;=>    ["1.0-SNAPSHOT-20140526131214"
;=>     "1.0-SNAPSHOT-20140519164537"],
;=>    :configuration-templates [],
;=>    :description "Clojure application"}]}

And given an application name, we can get information about its environments:

(def app-name "foo")
(-> (eb/describe-environments :application-name app-name) pprint)
;=> {:environments
;=>  [{:tier {:version "1.0", :name "WebServer", :type "Standard"},
;=>    :environment-id "e-w8pgmw3j3k",
;=>    :date-created #<DateTime data-preserve-html-node="true" 2014-05-15T06:59:14.711+02:00>,
;=>    :application-name "foo",
;=>    :date-updated #<DateTime data-preserve-html-node="true" 2014-05-26T13:13:28.102+02:00>,
;=>    :endpoint-url
;=>    "",
;=>    :version-label "1.0-SNAPSHOT-20140519164537",
;=>    :status "Ready",
;=>    :cname "",
;=>    :solution-stack-name "64bit Amazon Linux running Tomcat 7",
;=>    :health "Green",
;=>    :environment-name "staging"}]}

Amazonica is such a great Clojure library in that it is the thinnest veneer over Amazon's native Java libraries that lets you write idiomatic Clojure code.
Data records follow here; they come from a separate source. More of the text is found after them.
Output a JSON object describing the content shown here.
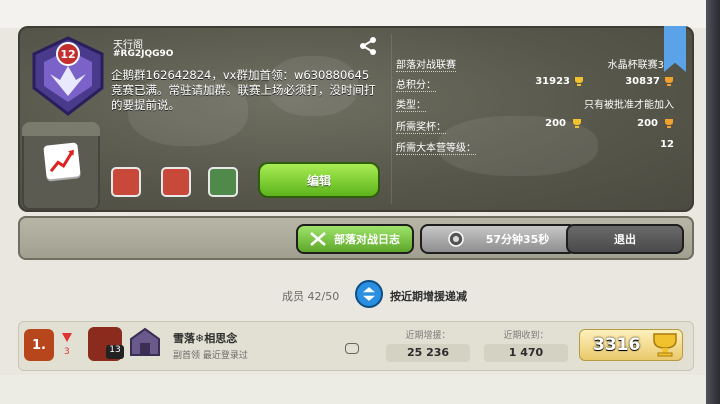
{
  "clan": {
    "level": "12",
    "name": "天行阁",
    "tag": "#RG2JQG9O",
    "description": "企鹅群162642824，vx群加首领：w630880645 竞赛已满。常驻请加群。联赛上场必须打，没时间打的要提前说。",
    "edit_label": "编辑"
  },
  "stats": {
    "war_league_label": "部落对战联赛",
    "war_league_value": "水晶杯联赛3",
    "total_points_label": "总积分：",
    "total_points_a": "31923",
    "total_points_b": "30837",
    "type_label": "类型：",
    "type_value": "只有被批准才能加入",
    "required_trophies_label": "所需奖杯：",
    "required_trophies_a": "200",
    "required_trophies_b": "200",
    "required_th_label": "所需大本营等级：",
    "required_th_value": "12"
  },
  "tabs": {
    "war_log": "部落对战日志",
    "timer": "57分钟35秒",
    "leave": "退出"
  },
  "members": {
    "count_label": "成员 42/50",
    "sort_label": "按近期增援递减"
  },
  "member_row": {
    "rank": "1.",
    "rank_change": "3",
    "th_level": "13",
    "name": "雪落❄相思念",
    "role": "副首领 最近登录过",
    "donated_label": "近期增援：",
    "donated_value": "25 236",
    "received_label": "近期收到：",
    "received_value": "1 470",
    "trophies": "3316"
  },
  "colors": {
    "edit_button": "#6cc42a",
    "war_log_button": "#7fcd4a",
    "sort_button": "#2a8fe0",
    "trophy_gold": "#e9c868"
  }
}
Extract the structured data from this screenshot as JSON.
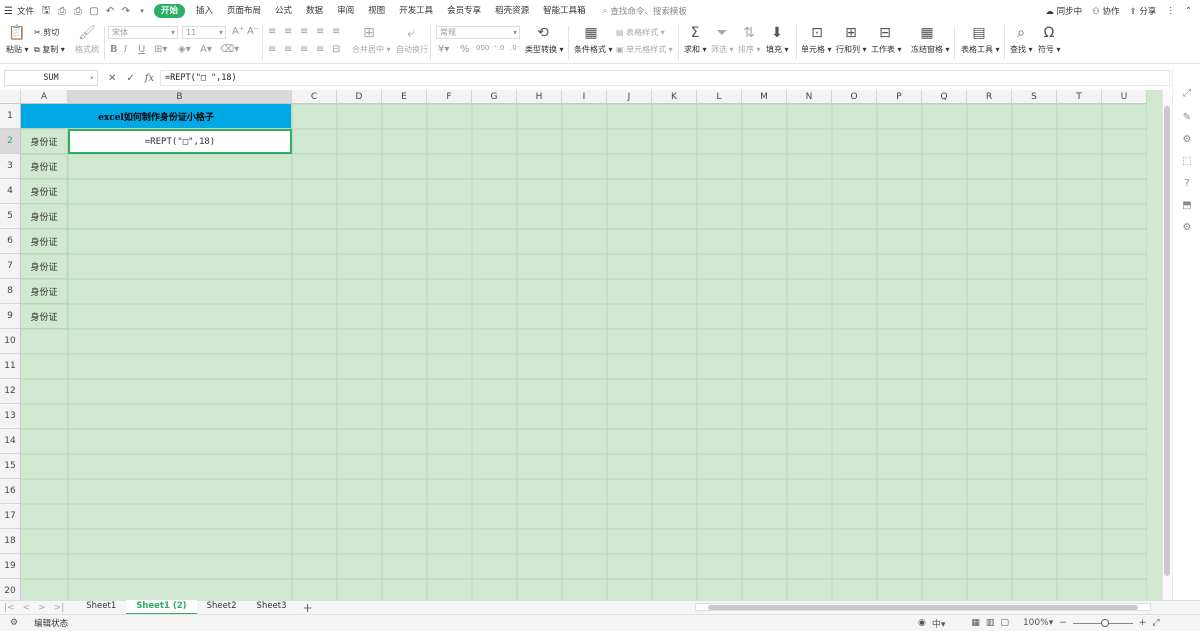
{
  "topbar": {
    "file_menu": "文件",
    "menus": [
      {
        "label": "开始",
        "active": true
      },
      {
        "label": "插入",
        "active": false
      },
      {
        "label": "页面布局",
        "active": false
      },
      {
        "label": "公式",
        "active": false
      },
      {
        "label": "数据",
        "active": false
      },
      {
        "label": "审阅",
        "active": false
      },
      {
        "label": "视图",
        "active": false
      },
      {
        "label": "开发工具",
        "active": false
      },
      {
        "label": "会员专享",
        "active": false
      },
      {
        "label": "稻壳资源",
        "active": false
      },
      {
        "label": "智能工具箱",
        "active": false
      }
    ],
    "search_placeholder": "查找命令、搜索模板",
    "sync": "同步中",
    "collab": "协作",
    "share": "分享"
  },
  "ribbon": {
    "paste": "粘贴",
    "cut": "剪切",
    "copy": "复制",
    "format_painter": "格式刷",
    "font_name": "宋体",
    "font_size": "11",
    "merge_center": "合并居中",
    "wrap_text": "自动换行",
    "number_format": "常规",
    "type_convert": "类型转换",
    "cond_format": "条件格式",
    "table_style": "表格样式",
    "cell_style": "单元格样式",
    "sum": "求和",
    "filter": "筛选",
    "sort": "排序",
    "fill": "填充",
    "cell": "单元格",
    "row_col": "行和列",
    "worksheet": "工作表",
    "freeze": "冻结窗格",
    "table_tools": "表格工具",
    "find": "查找",
    "symbol": "符号"
  },
  "formula_bar": {
    "name_box": "SUM",
    "formula": "=REPT(\"□ \",18)"
  },
  "sheet": {
    "columns": [
      "A",
      "B",
      "C",
      "D",
      "E",
      "F",
      "G",
      "H",
      "I",
      "J",
      "K",
      "L",
      "M",
      "N",
      "O",
      "P",
      "Q",
      "R",
      "S",
      "T",
      "U"
    ],
    "rows": [
      "1",
      "2",
      "3",
      "4",
      "5",
      "6",
      "7",
      "8",
      "9",
      "10",
      "11",
      "12",
      "13",
      "14",
      "15",
      "16",
      "17",
      "18",
      "19",
      "20"
    ],
    "title": "excel如何制作身份证小格子",
    "a_column_values": [
      "身份证",
      "身份证",
      "身份证",
      "身份证",
      "身份证",
      "身份证",
      "身份证",
      "身份证"
    ],
    "active_cell_text": "=REPT(\"□\",18)",
    "active_column": "B",
    "active_row": "2"
  },
  "tabs": {
    "sheets": [
      {
        "label": "Sheet1",
        "active": false
      },
      {
        "label": "Sheet1 (2)",
        "active": true
      },
      {
        "label": "Sheet2",
        "active": false
      },
      {
        "label": "Sheet3",
        "active": false
      }
    ]
  },
  "status": {
    "mode": "编辑状态",
    "zoom": "100%",
    "lang": "中"
  },
  "colors": {
    "accent": "#2bae66",
    "title_fill": "#00a8e6",
    "grid_fill": "#cfe8cf"
  }
}
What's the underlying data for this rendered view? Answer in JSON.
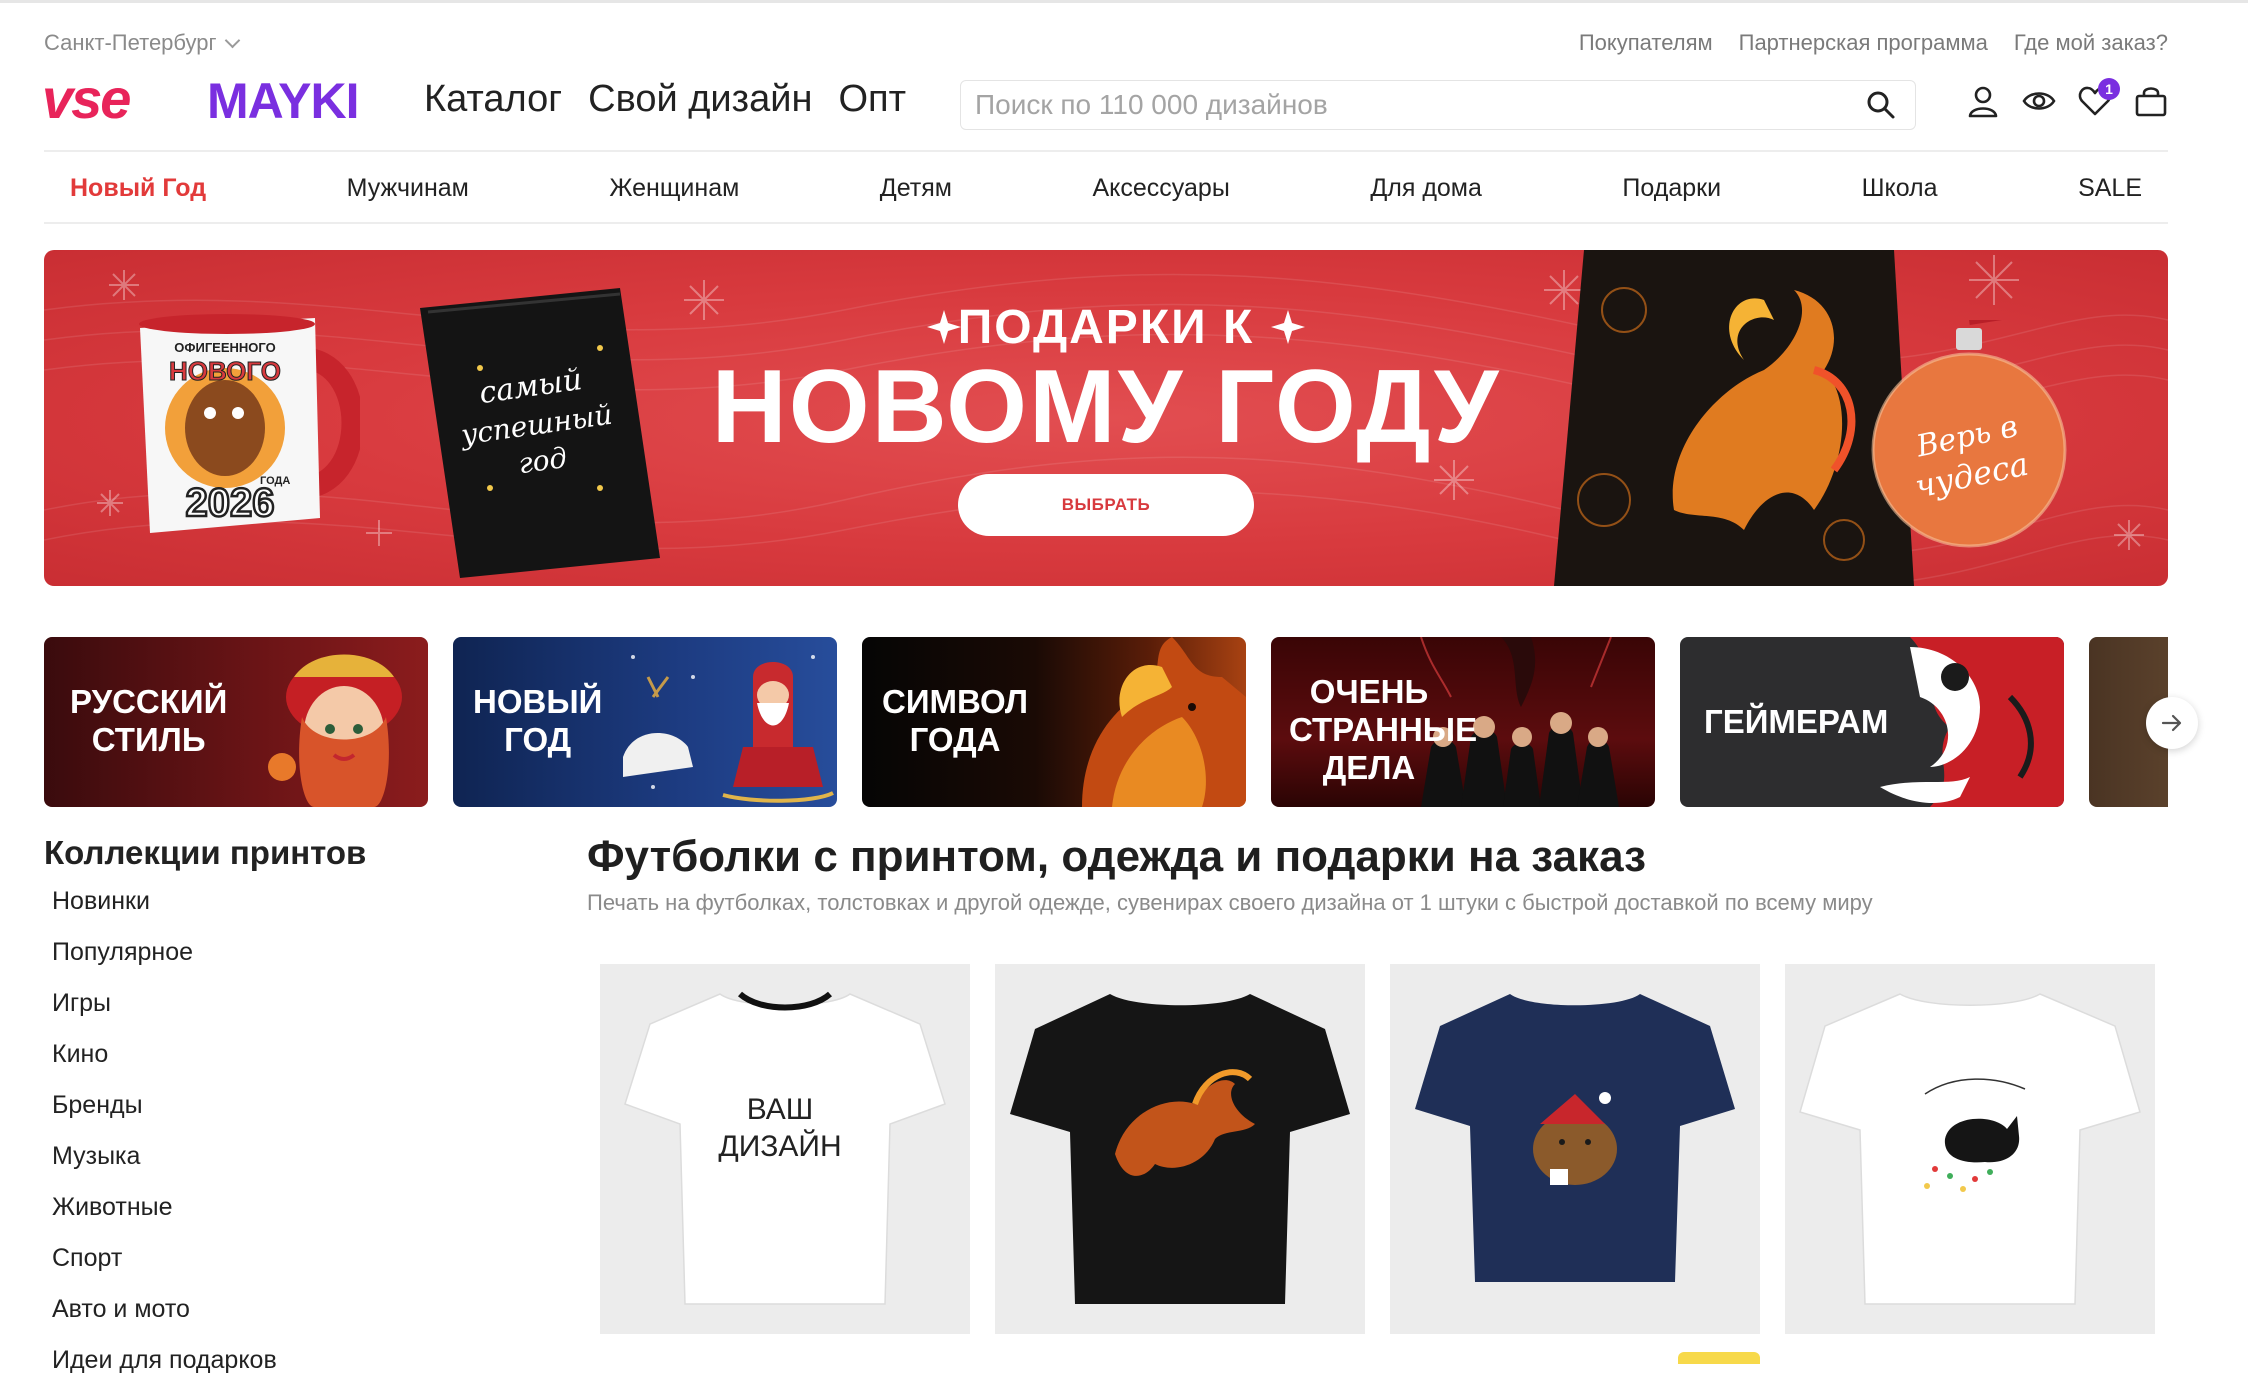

One of the great strengths of this approach is that you can leverage the AWS SDK Javadoc to figure out how to do things, saving Amazonica from having to document everything itself.

With this newfound power in mind, let's do a manual deployment of our Elastic Beanstalk environment. This is a great way to test out IAM policies, as you can make a change to your policy, then try something at the REPL to see if the policy does what you wanted, without having to wait for a potentially lengthy build.

;; Minor annoyance: S3 doesn't want you to use a region, so you need to re-authenticate
;; without one in order to upload the file.
(aws/defcredential access-key secret-key)

(require '[ :as s3]
         '[ :as s3t]
         '[ :as io])

(def war-file
  (io/file "/home/me/elastic-beanstalk-foo-app/target/foo-1.0-SNAPSHOT-20140522180802.war)) ; assuming you've build the war somehow
(def versions-bucket "")

(s3/put-object versions-bucket (.getName war-file) war-file)
:=> {:etag "acc29c49892c68f2fdd6645346f8d493", :content-md5 "rMKcSYksaPL91mRTRvjUkw=="}

(def app-name "foo")
(-> (eb/create-application-version
     :auto-create-application true
     :application-name app-name
     :version-label (.getName war-file)
     :description "Clojure application"
     :source-bundle {:s3-bucket versions-bucket
                     :s3-key (.getName war-file)})
;=> {:application-version
;=>  {:date-updated #<DateTime data-preserve-html-node="true" 2014-05-26T14:55:48.737+02:00>,
;=>   :application-name "foo",
;=>   :version-label "foo-1.0-SNAPSHOT-20140522180802.war",
;=>   :date-created #<DateTime data-preserve-html-node="true" 2014-05-26T14:55:48.737+02:00>,
;=>   :source-bundle
;=>   {:s3bucket "",
;=>    :s3key "foo-1.0-SNAPSHOT-20140522180802.war"},
;=>   :description "Clojure application"}}

(def env-name "staging")
(def env-id (-> (eb/describe-environments :application-name app-name
                                          :environment-name env-name)
(-> (eb/update-environment :environment-id env-id
                           :environment-name env-name
                           :option-settings [{:option-name "log4j.configuration",
                                              :namespace "aws:elasticbeanstalk:application:environment",
                                              :value ""}])
;=> {:status "Updating",
;=>  :environment-id "e-w8pgmw3j3k",
;=>  :health "Grey",
;=>  :endpoint-url
;=>  "",
;=>  :tier {:name "WebServer", :type "Standard", :version "1.0"},
;=>  :version-label "1.0-SNAPSHOT-20140523100733",
;=>  :cname "",
;=>  :application-name "insurrection",
;=>  :date-updated #<DateTime data-preserve-html-node="true" 2014-05-26T15:06:12.731+02:00>,
;=>  :solution-stack-name "64bit Amazon Linux running Tomcat 7",
;=>  :environment-name "staging",
;=>  :date-created #<DateTime data-preserve-html-node="true" 2014-05-19T17:13:30.439+02:00>}

That's it! If everything succeeded, you know that your CI system can deploy to Elastic Beanstalk!

But don't let this be your first and last use of Amazonica; it is great for production apps, and equally great for exploring your AWS environment and quickly trying things out before going to all the trouble of actually writing code. Even if you don't use Clojure in production, you'll probably find Amazonica fantastic for prototyping.